### [WORK TASK]
Please return the full listing below without altering anything.

§ §

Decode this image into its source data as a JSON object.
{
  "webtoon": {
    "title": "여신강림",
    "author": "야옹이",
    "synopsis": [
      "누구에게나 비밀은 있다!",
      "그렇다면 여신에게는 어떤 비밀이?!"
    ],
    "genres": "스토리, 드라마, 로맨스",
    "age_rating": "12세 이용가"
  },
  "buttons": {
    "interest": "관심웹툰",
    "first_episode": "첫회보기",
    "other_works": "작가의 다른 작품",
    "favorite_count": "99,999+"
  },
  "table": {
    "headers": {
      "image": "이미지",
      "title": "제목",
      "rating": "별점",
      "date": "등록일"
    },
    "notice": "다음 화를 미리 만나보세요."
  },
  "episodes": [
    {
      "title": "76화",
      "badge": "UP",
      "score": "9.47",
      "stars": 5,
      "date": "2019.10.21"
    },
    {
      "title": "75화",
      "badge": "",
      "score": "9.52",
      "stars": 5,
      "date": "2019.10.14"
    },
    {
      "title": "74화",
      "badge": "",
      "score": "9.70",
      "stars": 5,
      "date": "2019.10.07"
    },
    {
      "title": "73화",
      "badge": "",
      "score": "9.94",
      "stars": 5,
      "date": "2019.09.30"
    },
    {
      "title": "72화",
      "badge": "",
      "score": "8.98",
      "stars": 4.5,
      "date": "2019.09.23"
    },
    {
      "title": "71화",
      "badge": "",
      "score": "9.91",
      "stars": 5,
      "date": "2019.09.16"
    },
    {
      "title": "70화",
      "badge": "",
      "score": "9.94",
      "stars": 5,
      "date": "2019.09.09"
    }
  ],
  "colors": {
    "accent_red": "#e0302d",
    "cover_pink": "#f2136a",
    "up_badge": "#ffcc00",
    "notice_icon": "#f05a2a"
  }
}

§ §

### [RESPONSE TO THE TASK]
Decode this image into its source data as a JSON object.
{
  "webtoon": {
    "title": "여신강림",
    "author": "야옹이",
    "synopsis": [
      "누구에게나 비밀은 있다!",
      "그렇다면 여신에게는 어떤 비밀이?!"
    ],
    "genres": "스토리, 드라마, 로맨스",
    "age_rating": "12세 이용가"
  },
  "buttons": {
    "interest": "관심웹툰",
    "first_episode": "첫회보기",
    "other_works": "작가의 다른 작품",
    "favorite_count": "99,999+"
  },
  "table": {
    "headers": {
      "image": "이미지",
      "title": "제목",
      "rating": "별점",
      "date": "등록일"
    },
    "notice": "다음 화를 미리 만나보세요."
  },
  "episodes": [
    {
      "title": "76화",
      "badge": "UP",
      "score": "9.47",
      "stars": 5,
      "date": "2019.10.21"
    },
    {
      "title": "75화",
      "badge": "",
      "score": "9.52",
      "stars": 5,
      "date": "2019.10.14"
    },
    {
      "title": "74화",
      "badge": "",
      "score": "9.70",
      "stars": 5,
      "date": "2019.10.07"
    },
    {
      "title": "73화",
      "badge": "",
      "score": "9.94",
      "stars": 5,
      "date": "2019.09.30"
    },
    {
      "title": "72화",
      "badge": "",
      "score": "8.98",
      "stars": 4.5,
      "date": "2019.09.23"
    },
    {
      "title": "71화",
      "badge": "",
      "score": "9.91",
      "stars": 5,
      "date": "2019.09.16"
    },
    {
      "title": "70화",
      "badge": "",
      "score": "9.94",
      "stars": 5,
      "date": "2019.09.09"
    }
  ],
  "colors": {
    "accent_red": "#e0302d",
    "cover_pink": "#f2136a",
    "up_badge": "#ffcc00",
    "notice_icon": "#f05a2a"
  }
}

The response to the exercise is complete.